Isodontia grass-carrying wasps are a common sight around houses, gathering dry blades of grass and stuffing them into a crevice to furnish a nest. Grass-carrying wasps are predators of katydids and tree crickets and, like the digger wasps, leave their prey alive, but paralyzed, for their larvae to feed on.
The giant cicada killer wasps (Sphecius sp.) are hard not to notice. Reaching lengths of an inch or more, these are among the largest wasps in North America. Even so, these formidable-looking insects are typically harmless. Females are not aggressive and although males may behave aggressively, they are unable to sting. Cicada killers sometimes form nesting aggregations, with many females utilizing the same patch of bare soil while males hover about looking for opportunities to mate. As their common name suggests, cicada killers hunt cicadas, paralyzing them and then flying back to their nest while carrying a prey item heavier than themselves. The wasp larva consumes the cicada and emerges as an adult the following summer.

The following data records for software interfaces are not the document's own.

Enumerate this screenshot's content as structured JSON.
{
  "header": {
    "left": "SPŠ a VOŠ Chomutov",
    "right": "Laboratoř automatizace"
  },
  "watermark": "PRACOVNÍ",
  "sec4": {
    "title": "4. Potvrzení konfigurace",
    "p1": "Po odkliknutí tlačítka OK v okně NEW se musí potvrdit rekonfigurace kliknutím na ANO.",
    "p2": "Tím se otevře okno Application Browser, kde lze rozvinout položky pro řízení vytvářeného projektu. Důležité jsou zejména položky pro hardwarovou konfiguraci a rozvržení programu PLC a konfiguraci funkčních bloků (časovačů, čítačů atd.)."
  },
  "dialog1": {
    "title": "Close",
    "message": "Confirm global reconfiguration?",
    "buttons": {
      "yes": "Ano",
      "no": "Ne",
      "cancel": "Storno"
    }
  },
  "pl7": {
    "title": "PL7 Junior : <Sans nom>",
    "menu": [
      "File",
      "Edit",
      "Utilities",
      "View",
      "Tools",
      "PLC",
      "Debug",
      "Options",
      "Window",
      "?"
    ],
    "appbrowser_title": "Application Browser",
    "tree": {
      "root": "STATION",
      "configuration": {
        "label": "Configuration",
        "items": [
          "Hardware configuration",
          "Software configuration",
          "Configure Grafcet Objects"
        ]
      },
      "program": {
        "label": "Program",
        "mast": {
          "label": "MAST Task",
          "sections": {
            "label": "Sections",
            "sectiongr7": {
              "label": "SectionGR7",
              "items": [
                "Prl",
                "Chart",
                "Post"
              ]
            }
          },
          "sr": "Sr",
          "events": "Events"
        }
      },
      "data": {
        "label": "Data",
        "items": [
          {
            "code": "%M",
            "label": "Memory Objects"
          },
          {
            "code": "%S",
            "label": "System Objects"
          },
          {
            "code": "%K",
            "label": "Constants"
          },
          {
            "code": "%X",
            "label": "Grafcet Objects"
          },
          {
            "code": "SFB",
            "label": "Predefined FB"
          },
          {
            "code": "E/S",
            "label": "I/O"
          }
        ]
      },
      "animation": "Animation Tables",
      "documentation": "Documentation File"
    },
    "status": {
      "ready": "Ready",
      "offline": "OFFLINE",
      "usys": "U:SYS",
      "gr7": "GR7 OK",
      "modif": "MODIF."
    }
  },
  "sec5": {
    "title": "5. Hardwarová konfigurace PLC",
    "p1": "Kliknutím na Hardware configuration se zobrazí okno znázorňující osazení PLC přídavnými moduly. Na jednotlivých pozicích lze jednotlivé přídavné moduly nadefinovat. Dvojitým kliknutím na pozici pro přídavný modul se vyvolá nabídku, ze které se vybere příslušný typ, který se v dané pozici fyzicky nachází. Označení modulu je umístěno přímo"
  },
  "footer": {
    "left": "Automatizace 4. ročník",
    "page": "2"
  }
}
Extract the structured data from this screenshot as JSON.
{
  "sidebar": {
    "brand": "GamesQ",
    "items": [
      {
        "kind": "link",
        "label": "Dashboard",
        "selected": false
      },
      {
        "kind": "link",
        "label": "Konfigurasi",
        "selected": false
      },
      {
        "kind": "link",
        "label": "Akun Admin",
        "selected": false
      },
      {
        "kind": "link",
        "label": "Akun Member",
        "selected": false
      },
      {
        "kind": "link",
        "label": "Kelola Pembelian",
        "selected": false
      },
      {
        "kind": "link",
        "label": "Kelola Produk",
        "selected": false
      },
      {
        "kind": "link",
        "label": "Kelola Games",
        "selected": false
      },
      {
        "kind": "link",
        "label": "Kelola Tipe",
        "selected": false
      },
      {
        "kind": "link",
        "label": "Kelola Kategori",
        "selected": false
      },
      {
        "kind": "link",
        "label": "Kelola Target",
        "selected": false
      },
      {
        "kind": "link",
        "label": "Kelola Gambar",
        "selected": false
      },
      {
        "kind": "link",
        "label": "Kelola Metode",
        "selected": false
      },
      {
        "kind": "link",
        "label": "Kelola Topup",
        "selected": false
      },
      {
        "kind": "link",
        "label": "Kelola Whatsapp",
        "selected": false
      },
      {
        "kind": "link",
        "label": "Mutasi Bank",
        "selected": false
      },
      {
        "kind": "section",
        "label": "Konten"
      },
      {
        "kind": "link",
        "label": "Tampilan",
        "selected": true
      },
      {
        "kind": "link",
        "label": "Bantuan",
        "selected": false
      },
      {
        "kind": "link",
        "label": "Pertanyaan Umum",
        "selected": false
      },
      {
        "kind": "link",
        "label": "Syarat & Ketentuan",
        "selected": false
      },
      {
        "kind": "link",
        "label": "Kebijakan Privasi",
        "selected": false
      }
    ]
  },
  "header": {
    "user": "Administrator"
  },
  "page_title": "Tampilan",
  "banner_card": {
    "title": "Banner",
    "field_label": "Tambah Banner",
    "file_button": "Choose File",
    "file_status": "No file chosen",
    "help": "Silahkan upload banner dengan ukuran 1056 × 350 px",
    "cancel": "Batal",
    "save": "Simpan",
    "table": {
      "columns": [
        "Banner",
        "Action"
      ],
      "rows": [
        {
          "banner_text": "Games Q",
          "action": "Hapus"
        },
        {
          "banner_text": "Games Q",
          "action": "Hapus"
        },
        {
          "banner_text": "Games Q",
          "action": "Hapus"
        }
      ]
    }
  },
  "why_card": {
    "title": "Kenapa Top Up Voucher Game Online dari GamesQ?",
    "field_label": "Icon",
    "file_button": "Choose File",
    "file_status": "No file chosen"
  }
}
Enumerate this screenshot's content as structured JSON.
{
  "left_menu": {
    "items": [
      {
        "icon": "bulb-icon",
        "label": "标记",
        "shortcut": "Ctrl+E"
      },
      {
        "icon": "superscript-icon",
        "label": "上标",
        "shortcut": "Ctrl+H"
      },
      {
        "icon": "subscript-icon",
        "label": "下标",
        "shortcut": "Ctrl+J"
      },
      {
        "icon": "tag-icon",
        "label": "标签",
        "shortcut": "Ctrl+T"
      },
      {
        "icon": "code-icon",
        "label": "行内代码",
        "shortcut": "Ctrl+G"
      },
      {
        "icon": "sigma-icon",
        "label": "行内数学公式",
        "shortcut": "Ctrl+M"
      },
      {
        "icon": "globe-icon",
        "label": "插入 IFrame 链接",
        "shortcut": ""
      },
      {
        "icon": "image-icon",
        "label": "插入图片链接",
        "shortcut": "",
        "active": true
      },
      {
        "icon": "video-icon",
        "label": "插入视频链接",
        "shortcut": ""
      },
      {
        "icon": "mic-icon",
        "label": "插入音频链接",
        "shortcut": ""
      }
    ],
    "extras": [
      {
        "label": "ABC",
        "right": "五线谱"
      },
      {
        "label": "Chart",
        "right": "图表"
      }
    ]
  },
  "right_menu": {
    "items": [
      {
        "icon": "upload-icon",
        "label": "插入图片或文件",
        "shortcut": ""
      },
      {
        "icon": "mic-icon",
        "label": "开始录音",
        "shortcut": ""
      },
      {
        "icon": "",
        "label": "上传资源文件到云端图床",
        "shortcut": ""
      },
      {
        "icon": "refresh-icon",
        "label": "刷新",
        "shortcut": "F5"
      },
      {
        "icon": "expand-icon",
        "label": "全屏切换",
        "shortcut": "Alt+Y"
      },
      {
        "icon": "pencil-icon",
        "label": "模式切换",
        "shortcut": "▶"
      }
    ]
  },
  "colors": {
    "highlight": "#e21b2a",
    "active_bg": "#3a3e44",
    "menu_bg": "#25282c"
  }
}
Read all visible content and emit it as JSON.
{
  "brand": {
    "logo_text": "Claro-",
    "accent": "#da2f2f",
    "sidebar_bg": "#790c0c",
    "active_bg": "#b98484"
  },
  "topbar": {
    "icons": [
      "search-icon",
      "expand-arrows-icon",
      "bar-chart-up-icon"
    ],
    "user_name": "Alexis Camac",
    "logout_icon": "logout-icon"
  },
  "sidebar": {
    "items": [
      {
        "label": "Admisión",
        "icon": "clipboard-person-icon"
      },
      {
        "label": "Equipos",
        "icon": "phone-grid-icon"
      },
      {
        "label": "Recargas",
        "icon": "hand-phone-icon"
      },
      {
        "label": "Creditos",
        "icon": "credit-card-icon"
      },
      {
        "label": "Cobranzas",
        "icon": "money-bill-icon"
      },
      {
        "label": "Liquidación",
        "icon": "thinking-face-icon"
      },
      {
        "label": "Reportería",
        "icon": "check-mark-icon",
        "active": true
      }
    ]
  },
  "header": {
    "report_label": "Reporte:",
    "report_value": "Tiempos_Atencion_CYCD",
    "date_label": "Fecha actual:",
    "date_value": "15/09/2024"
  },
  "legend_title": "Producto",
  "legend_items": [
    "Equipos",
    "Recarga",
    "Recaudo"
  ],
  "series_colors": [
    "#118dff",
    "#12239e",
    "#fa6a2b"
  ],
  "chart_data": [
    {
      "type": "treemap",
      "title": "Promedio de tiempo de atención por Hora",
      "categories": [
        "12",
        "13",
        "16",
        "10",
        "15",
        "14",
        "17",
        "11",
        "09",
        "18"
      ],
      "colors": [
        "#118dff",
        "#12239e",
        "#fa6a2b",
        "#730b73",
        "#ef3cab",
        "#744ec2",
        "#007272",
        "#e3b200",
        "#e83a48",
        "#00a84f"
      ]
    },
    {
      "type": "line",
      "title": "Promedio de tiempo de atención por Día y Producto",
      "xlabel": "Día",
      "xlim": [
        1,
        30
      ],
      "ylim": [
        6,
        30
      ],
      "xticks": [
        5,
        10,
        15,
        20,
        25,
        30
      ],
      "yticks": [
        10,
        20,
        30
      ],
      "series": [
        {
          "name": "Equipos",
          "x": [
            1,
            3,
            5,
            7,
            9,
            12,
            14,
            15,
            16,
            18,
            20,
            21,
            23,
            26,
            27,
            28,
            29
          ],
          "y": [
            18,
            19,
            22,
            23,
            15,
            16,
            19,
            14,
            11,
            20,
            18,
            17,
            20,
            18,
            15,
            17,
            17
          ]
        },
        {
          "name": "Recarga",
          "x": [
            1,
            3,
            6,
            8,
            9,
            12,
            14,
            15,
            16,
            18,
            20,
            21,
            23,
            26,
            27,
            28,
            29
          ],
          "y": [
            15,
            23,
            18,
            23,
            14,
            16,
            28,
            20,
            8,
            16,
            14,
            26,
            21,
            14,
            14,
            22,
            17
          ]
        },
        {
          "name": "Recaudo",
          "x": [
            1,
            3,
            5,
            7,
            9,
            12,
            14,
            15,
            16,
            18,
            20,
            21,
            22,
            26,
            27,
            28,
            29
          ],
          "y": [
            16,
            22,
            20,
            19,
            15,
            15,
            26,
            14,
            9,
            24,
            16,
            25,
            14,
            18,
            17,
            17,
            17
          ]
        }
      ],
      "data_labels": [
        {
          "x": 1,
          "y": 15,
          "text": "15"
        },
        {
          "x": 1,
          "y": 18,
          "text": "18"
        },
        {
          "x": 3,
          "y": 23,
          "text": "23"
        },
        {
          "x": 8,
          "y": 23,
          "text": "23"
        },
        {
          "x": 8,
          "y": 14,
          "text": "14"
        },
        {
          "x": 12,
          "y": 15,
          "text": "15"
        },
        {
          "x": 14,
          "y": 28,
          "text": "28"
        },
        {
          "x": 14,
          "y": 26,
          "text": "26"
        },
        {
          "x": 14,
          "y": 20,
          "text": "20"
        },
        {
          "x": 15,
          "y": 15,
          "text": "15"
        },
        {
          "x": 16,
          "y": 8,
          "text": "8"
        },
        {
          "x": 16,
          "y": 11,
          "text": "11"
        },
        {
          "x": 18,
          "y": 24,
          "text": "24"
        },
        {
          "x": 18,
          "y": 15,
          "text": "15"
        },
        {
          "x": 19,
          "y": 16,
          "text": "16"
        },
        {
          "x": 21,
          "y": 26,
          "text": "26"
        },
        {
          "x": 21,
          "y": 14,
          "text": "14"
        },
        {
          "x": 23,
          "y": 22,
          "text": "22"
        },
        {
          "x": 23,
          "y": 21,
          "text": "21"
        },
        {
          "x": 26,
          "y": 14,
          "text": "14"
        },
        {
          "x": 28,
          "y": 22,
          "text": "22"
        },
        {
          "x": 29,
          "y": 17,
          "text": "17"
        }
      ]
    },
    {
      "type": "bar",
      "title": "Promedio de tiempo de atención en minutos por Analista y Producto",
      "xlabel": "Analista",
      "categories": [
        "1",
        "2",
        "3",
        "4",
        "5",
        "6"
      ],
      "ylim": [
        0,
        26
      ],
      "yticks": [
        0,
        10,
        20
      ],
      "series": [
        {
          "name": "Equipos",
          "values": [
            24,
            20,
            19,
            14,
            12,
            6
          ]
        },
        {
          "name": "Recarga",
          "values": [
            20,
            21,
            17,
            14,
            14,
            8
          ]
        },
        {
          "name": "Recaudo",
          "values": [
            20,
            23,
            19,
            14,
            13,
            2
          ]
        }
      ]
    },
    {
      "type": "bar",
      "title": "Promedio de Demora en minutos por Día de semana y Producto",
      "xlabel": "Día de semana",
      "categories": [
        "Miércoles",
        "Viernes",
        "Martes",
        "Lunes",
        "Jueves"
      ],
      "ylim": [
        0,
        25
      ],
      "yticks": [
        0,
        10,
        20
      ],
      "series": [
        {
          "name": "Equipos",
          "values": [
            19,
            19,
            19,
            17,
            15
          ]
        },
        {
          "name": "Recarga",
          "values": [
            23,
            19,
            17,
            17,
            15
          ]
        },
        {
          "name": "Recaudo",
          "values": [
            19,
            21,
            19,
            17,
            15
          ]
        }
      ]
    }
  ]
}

Other solitary wasps hunt soft-bodied prey. The thread-waisted wasps in the genus Ammophila are a group of impossibly-skinny caterpillar predators. They can often be seen flying with a caterpillar slung underneath their body, toting their paralyzed prey back to an underground nest. Interestingly, after completing their nests and filling the tunnel with sand, some thread-waisted wasps have been observed using a small stone held between their jaws to tamp down soil at the former nest entrance, a behavior sometimes considered to be an example of tool use!
Though they may lack the charisma of butterflies, bees, and other favorite garden insects, solitary wasps are a diverse group that play an essential part in regulating numbers of herbivorous insects. By leaving patches of bare soil for nesting and planting milkweeds (Asclepias sp.), mountain mints (Pycnanthemum sp.), joe-pye weeds (Eupatorium sp.) , and other favorite nectar plants, you can encourage the presence of these beneficial insects in your yard and enjoy their pest-control services and enthralling behaviors.
Photo Credits: Max McCarthy